Exercise requirements: Out of the data below, copy every line with the string "JSON".

[[ Supplied information open ]]

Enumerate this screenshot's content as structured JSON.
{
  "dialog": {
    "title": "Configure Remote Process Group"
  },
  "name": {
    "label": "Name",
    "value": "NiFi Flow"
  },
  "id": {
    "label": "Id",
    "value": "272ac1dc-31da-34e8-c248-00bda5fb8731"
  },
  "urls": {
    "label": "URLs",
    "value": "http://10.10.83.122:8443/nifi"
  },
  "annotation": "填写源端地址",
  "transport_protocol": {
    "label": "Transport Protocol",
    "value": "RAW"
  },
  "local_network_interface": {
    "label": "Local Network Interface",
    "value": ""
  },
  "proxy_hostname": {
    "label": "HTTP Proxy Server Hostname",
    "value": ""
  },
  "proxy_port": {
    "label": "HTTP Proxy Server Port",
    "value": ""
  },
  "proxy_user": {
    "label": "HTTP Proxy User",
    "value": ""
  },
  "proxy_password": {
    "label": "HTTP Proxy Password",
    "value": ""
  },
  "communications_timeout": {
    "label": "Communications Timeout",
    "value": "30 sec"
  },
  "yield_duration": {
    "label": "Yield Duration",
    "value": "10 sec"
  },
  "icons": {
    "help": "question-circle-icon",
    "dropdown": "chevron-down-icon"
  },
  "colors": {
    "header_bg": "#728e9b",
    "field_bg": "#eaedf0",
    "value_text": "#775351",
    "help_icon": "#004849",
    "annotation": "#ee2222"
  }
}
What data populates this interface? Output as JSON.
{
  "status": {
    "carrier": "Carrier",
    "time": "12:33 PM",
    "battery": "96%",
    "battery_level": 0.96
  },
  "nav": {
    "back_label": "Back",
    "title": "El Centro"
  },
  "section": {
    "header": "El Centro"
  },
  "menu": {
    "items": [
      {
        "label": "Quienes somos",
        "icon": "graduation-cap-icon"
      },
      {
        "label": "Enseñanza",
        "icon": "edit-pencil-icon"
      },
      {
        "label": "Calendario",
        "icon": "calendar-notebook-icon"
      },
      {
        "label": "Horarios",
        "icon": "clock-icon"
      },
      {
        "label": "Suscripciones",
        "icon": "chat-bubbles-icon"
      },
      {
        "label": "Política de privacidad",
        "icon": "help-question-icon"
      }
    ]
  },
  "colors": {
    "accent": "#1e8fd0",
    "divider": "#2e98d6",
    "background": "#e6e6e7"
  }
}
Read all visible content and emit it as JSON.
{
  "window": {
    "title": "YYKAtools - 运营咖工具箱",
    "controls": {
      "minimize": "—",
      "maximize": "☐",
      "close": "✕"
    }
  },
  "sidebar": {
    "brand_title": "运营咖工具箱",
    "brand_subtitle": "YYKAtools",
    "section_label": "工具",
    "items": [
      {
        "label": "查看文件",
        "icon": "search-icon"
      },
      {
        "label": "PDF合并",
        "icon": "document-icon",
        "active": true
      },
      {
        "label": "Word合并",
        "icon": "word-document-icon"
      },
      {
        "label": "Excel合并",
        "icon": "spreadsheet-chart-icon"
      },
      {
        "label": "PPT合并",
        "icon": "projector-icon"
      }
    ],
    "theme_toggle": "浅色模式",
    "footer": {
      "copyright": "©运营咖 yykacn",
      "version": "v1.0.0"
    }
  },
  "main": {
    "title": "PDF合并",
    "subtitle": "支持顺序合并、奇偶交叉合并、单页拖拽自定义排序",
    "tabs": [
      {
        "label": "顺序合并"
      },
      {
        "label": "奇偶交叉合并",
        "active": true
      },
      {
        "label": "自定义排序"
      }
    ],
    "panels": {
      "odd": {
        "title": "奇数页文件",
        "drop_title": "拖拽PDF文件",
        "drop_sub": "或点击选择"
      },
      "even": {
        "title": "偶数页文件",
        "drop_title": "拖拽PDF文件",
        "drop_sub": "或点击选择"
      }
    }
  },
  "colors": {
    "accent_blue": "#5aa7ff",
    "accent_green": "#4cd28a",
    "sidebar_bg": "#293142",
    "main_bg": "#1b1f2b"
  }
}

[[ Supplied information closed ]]

Solution to the exercise:
Enumerate this screenshot's content as structured JSON.
What data populates this interface? Output as JSON.
Read all visible content and emit it as JSON.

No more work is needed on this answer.